INPUT DATA START

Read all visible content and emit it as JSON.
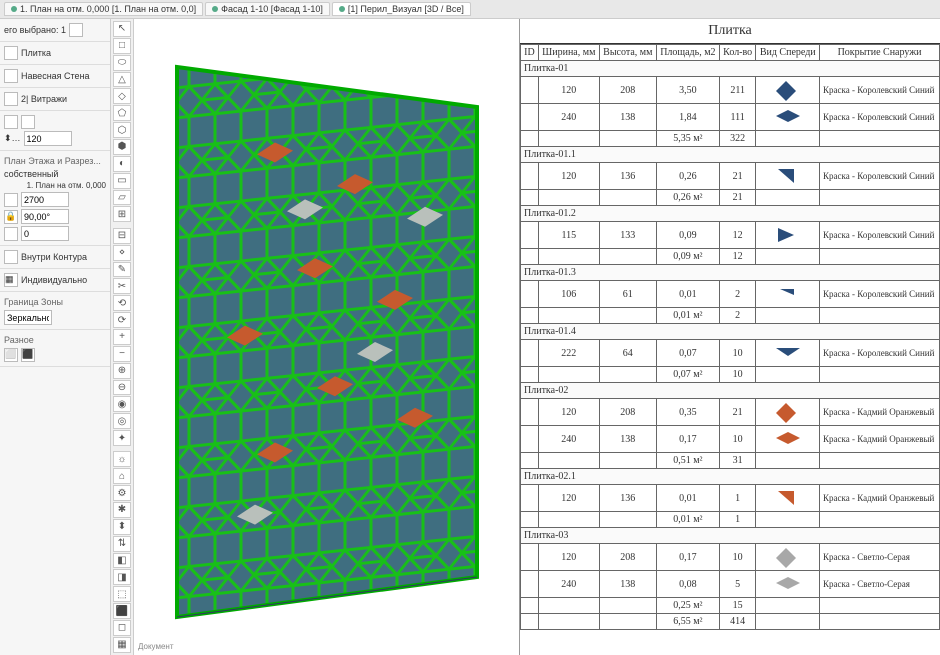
{
  "tabs": [
    {
      "label": "1. План на отм. 0,000 [1. План на отм. 0,0]",
      "active": false
    },
    {
      "label": "Фасад 1-10 [Фасад 1-10]",
      "active": false
    },
    {
      "label": "[1] Перил_Визуал [3D / Все]",
      "active": true
    }
  ],
  "left": {
    "selinfo": "его выбрано: 1",
    "tool": "Плитка",
    "wall": "Навесная Стена",
    "layer_label": "2| Витражи",
    "dim1": "120",
    "plan_section": "План Этажа и Разрез...",
    "own": "собственный",
    "planref": "1. План на отм. 0,000",
    "dim2": "2700",
    "angle_lock": "90,00°",
    "dim3": "0",
    "inside": "Внутри Контура",
    "individual": "Индивидуально",
    "zone": "Граница Зоны",
    "mirror": "Зеркально",
    "misc": "Разное",
    "doc": "Документ"
  },
  "table": {
    "title": "Плитка",
    "headers": [
      "ID",
      "Ширина, мм",
      "Высота, мм",
      "Площадь, м2",
      "Кол-во",
      "Вид Спереди",
      "Покрытие Снаружи"
    ],
    "groups": [
      {
        "id": "Плитка-01",
        "rows": [
          {
            "w": "120",
            "h": "208",
            "a": "3,50",
            "q": "211",
            "shape": "rhom-blue",
            "coat": "Краска - Королевский Синий"
          },
          {
            "w": "240",
            "h": "138",
            "a": "1,84",
            "q": "111",
            "shape": "rhom-blue-wide",
            "coat": "Краска - Королевский Синий"
          }
        ],
        "sum_a": "5,35 м²",
        "sum_q": "322"
      },
      {
        "id": "Плитка-01.1",
        "rows": [
          {
            "w": "120",
            "h": "136",
            "a": "0,26",
            "q": "21",
            "shape": "tri-blue-r",
            "coat": "Краска - Королевский Синий"
          }
        ],
        "sum_a": "0,26 м²",
        "sum_q": "21"
      },
      {
        "id": "Плитка-01.2",
        "rows": [
          {
            "w": "115",
            "h": "133",
            "a": "0,09",
            "q": "12",
            "shape": "tri-blue-play",
            "coat": "Краска - Королевский Синий"
          }
        ],
        "sum_a": "0,09 м²",
        "sum_q": "12"
      },
      {
        "id": "Плитка-01.3",
        "rows": [
          {
            "w": "106",
            "h": "61",
            "a": "0,01",
            "q": "2",
            "shape": "tri-blue-s",
            "coat": "Краска - Королевский Синий"
          }
        ],
        "sum_a": "0,01 м²",
        "sum_q": "2"
      },
      {
        "id": "Плитка-01.4",
        "rows": [
          {
            "w": "222",
            "h": "64",
            "a": "0,07",
            "q": "10",
            "shape": "tri-blue-down",
            "coat": "Краска - Королевский Синий"
          }
        ],
        "sum_a": "0,07 м²",
        "sum_q": "10"
      },
      {
        "id": "Плитка-02",
        "rows": [
          {
            "w": "120",
            "h": "208",
            "a": "0,35",
            "q": "21",
            "shape": "rhom-orange",
            "coat": "Краска - Кадмий Оранжевый"
          },
          {
            "w": "240",
            "h": "138",
            "a": "0,17",
            "q": "10",
            "shape": "rhom-orange-wide",
            "coat": "Краска - Кадмий Оранжевый"
          }
        ],
        "sum_a": "0,51 м²",
        "sum_q": "31"
      },
      {
        "id": "Плитка-02.1",
        "rows": [
          {
            "w": "120",
            "h": "136",
            "a": "0,01",
            "q": "1",
            "shape": "tri-orange-r",
            "coat": "Краска - Кадмий Оранжевый"
          }
        ],
        "sum_a": "0,01 м²",
        "sum_q": "1"
      },
      {
        "id": "Плитка-03",
        "rows": [
          {
            "w": "120",
            "h": "208",
            "a": "0,17",
            "q": "10",
            "shape": "rhom-grey",
            "coat": "Краска - Светло-Серая"
          },
          {
            "w": "240",
            "h": "138",
            "a": "0,08",
            "q": "5",
            "shape": "rhom-grey-wide",
            "coat": "Краска - Светло-Серая"
          }
        ],
        "sum_a": "0,25 м²",
        "sum_q": "15"
      }
    ],
    "grand_a": "6,55 м²",
    "grand_q": "414"
  },
  "tools": [
    "↖",
    "□",
    "⬭",
    "△",
    "◇",
    "⬠",
    "⬡",
    "⬢",
    "◐",
    "▭",
    "▱",
    "⊞",
    "⊟",
    "⋄",
    "✎",
    "✂",
    "⟲",
    "⟳",
    "+",
    "−",
    "⊕",
    "⊖",
    "◉",
    "◎",
    "✦",
    "☼",
    "⌂",
    "⚙",
    "✱",
    "⬍",
    "⇅",
    "◧",
    "◨",
    "⬚",
    "⬛",
    "◻",
    "▦"
  ]
}
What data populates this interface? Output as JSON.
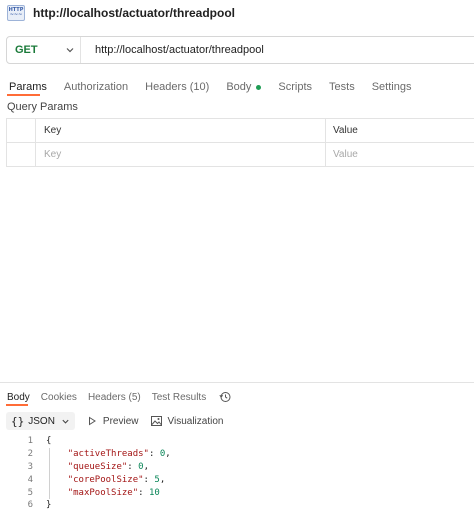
{
  "request": {
    "title": "http://localhost/actuator/threadpool",
    "method": "GET",
    "url": "http://localhost/actuator/threadpool"
  },
  "tabs": {
    "params": "Params",
    "authorization": "Authorization",
    "headers": "Headers",
    "headers_count": "(10)",
    "body": "Body",
    "scripts": "Scripts",
    "tests": "Tests",
    "settings": "Settings"
  },
  "query_params": {
    "label": "Query Params",
    "columns": [
      "Key",
      "Value"
    ],
    "placeholder_row": [
      "Key",
      "Value"
    ]
  },
  "response": {
    "tabs": [
      "Body",
      "Cookies",
      "Headers (5)",
      "Test Results"
    ],
    "format": "JSON",
    "preview": "Preview",
    "visualization": "Visualization",
    "lines": [
      {
        "no": "1",
        "text": "{"
      },
      {
        "no": "2",
        "key": "\"activeThreads\"",
        "value": "0",
        "comma": ","
      },
      {
        "no": "3",
        "key": "\"queueSize\"",
        "value": "0",
        "comma": ","
      },
      {
        "no": "4",
        "key": "\"corePoolSize\"",
        "value": "5",
        "comma": ","
      },
      {
        "no": "5",
        "key": "\"maxPoolSize\"",
        "value": "10",
        "comma": ""
      },
      {
        "no": "6",
        "text": "}"
      }
    ]
  },
  "colors": {
    "accent": "#ff6c37",
    "method_get": "#1b7a3a",
    "body_dot": "#1f9d55",
    "json_key": "#a31515",
    "json_number": "#098658"
  },
  "icons": [
    "http-request-icon",
    "chevron-down-icon",
    "history-icon",
    "play-icon",
    "image-icon"
  ]
}
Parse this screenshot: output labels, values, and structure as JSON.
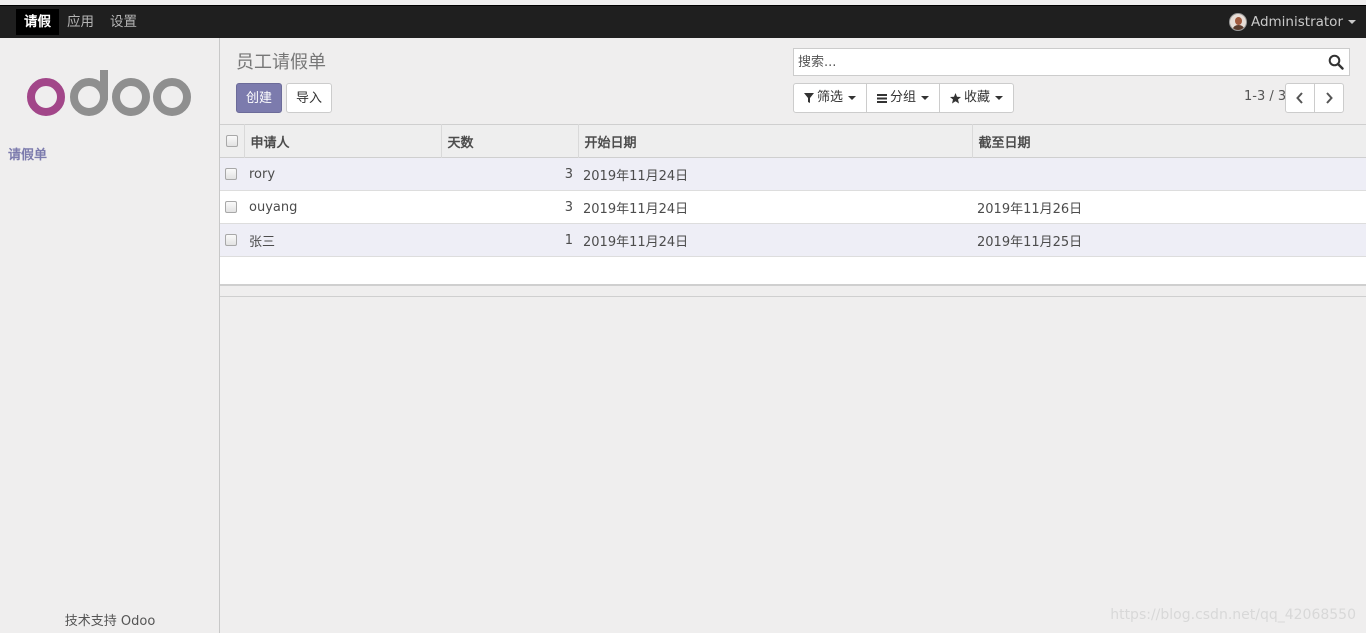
{
  "topbar": {
    "menu": [
      {
        "label": "请假",
        "active": true
      },
      {
        "label": "应用",
        "active": false
      },
      {
        "label": "设置",
        "active": false
      }
    ],
    "user": "Administrator"
  },
  "sidebar": {
    "logo_text": "odoo",
    "menu_item": "请假单",
    "powered_prefix": "技术支持",
    "powered_brand": "Odoo"
  },
  "control_panel": {
    "title": "员工请假单",
    "create_label": "创建",
    "import_label": "导入",
    "search_placeholder": "搜索...",
    "filter_label": "筛选",
    "group_label": "分组",
    "favorite_label": "收藏",
    "pager": "1-3 / 3"
  },
  "table": {
    "columns": [
      "申请人",
      "天数",
      "开始日期",
      "截至日期"
    ],
    "rows": [
      {
        "applicant": "rory",
        "days": "3",
        "start": "2019年11月24日",
        "end": ""
      },
      {
        "applicant": "ouyang",
        "days": "3",
        "start": "2019年11月24日",
        "end": "2019年11月26日"
      },
      {
        "applicant": "张三",
        "days": "1",
        "start": "2019年11月24日",
        "end": "2019年11月25日"
      }
    ]
  },
  "watermark": "https://blog.csdn.net/qq_42068550",
  "colors": {
    "primary": "#7c7bad",
    "topbar": "#1f1f1f",
    "logo_o": "#a24689",
    "logo_doo": "#8f8f8f"
  }
}
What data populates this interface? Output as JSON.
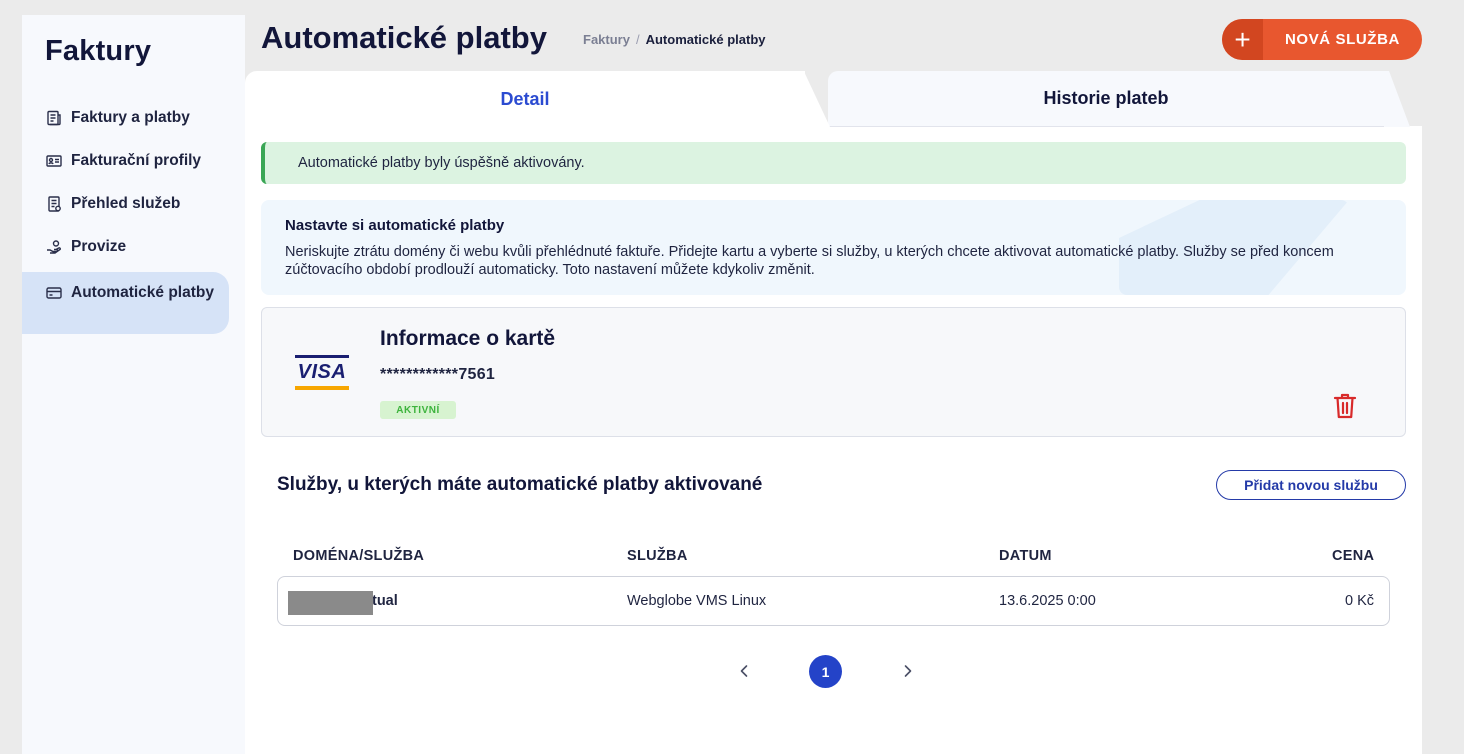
{
  "sidebar": {
    "title": "Faktury",
    "items": [
      {
        "label": "Faktury a platby",
        "icon": "invoice-icon"
      },
      {
        "label": "Fakturační profily",
        "icon": "profile-card-icon"
      },
      {
        "label": "Přehled služeb",
        "icon": "services-list-icon"
      },
      {
        "label": "Provize",
        "icon": "hand-coin-icon"
      },
      {
        "label": "Automatické platby",
        "icon": "wallet-card-icon"
      }
    ]
  },
  "header": {
    "title": "Automatické platby",
    "breadcrumb": {
      "parent": "Faktury",
      "separator": "/",
      "current": "Automatické platby"
    },
    "new_button": "NOVÁ SLUŽBA"
  },
  "tabs": {
    "detail": "Detail",
    "history": "Historie plateb"
  },
  "alert": "Automatické platby byly úspěšně aktivovány.",
  "info": {
    "title": "Nastavte si automatické platby",
    "text": "Neriskujte ztrátu domény či webu kvůli přehlédnuté faktuře. Přidejte kartu a vyberte si služby, u kterých chcete aktivovat automatické platby. Služby se před koncem zúčtovacího období prodlouží automaticky. Toto nastavení můžete kdykoliv změnit."
  },
  "card": {
    "brand": "VISA",
    "title": "Informace o kartě",
    "number": "************7561",
    "status": "AKTIVNÍ"
  },
  "services": {
    "title": "Služby, u kterých máte automatické platby aktivované",
    "add_button": "Přidat novou službu",
    "columns": [
      "DOMÉNA/SLUŽBA",
      "SLUŽBA",
      "DATUM",
      "CENA"
    ],
    "rows": [
      {
        "domain": "tual",
        "service": "Webglobe VMS Linux",
        "date": "13.6.2025 0:00",
        "price": "0 Kč"
      }
    ]
  },
  "pagination": {
    "current": "1"
  },
  "colors": {
    "accent": "#e8572f",
    "primary": "#2443c8",
    "success_bg": "#dcf3e1",
    "active_nav": "#d6e3f7"
  }
}
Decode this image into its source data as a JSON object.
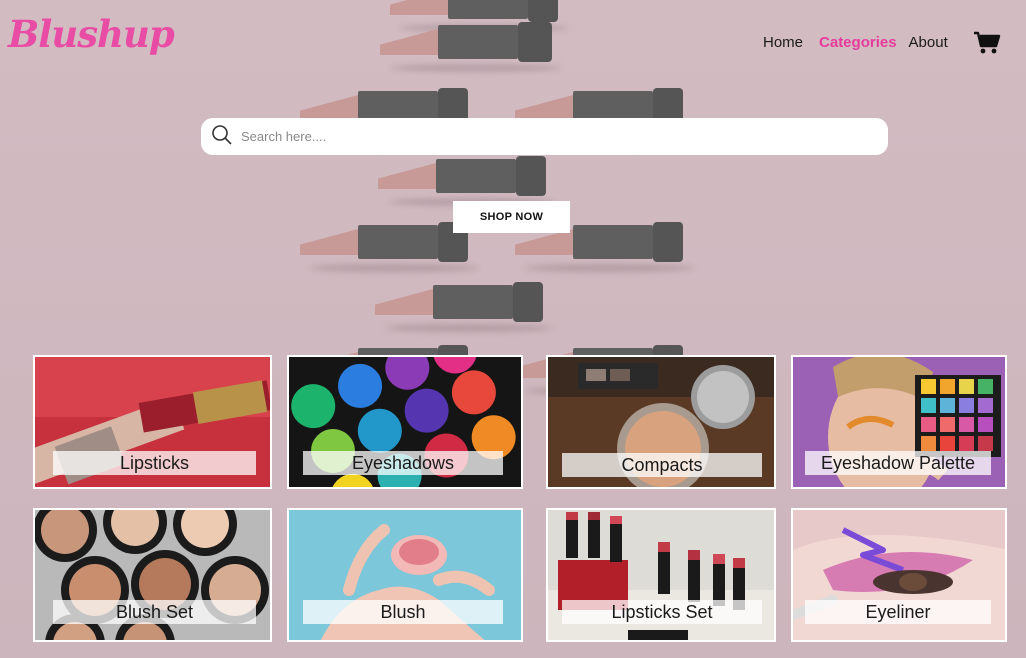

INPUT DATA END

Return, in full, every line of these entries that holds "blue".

▸ **FINISHED TASK**:
            "shape": "rhom-blue",
            "shape": "rhom-blue-wide",
            "shape": "tri-blue-r",
            "shape": "tri-blue-play",
            "shape": "tri-blue-s",
            "shape": "tri-blue-down",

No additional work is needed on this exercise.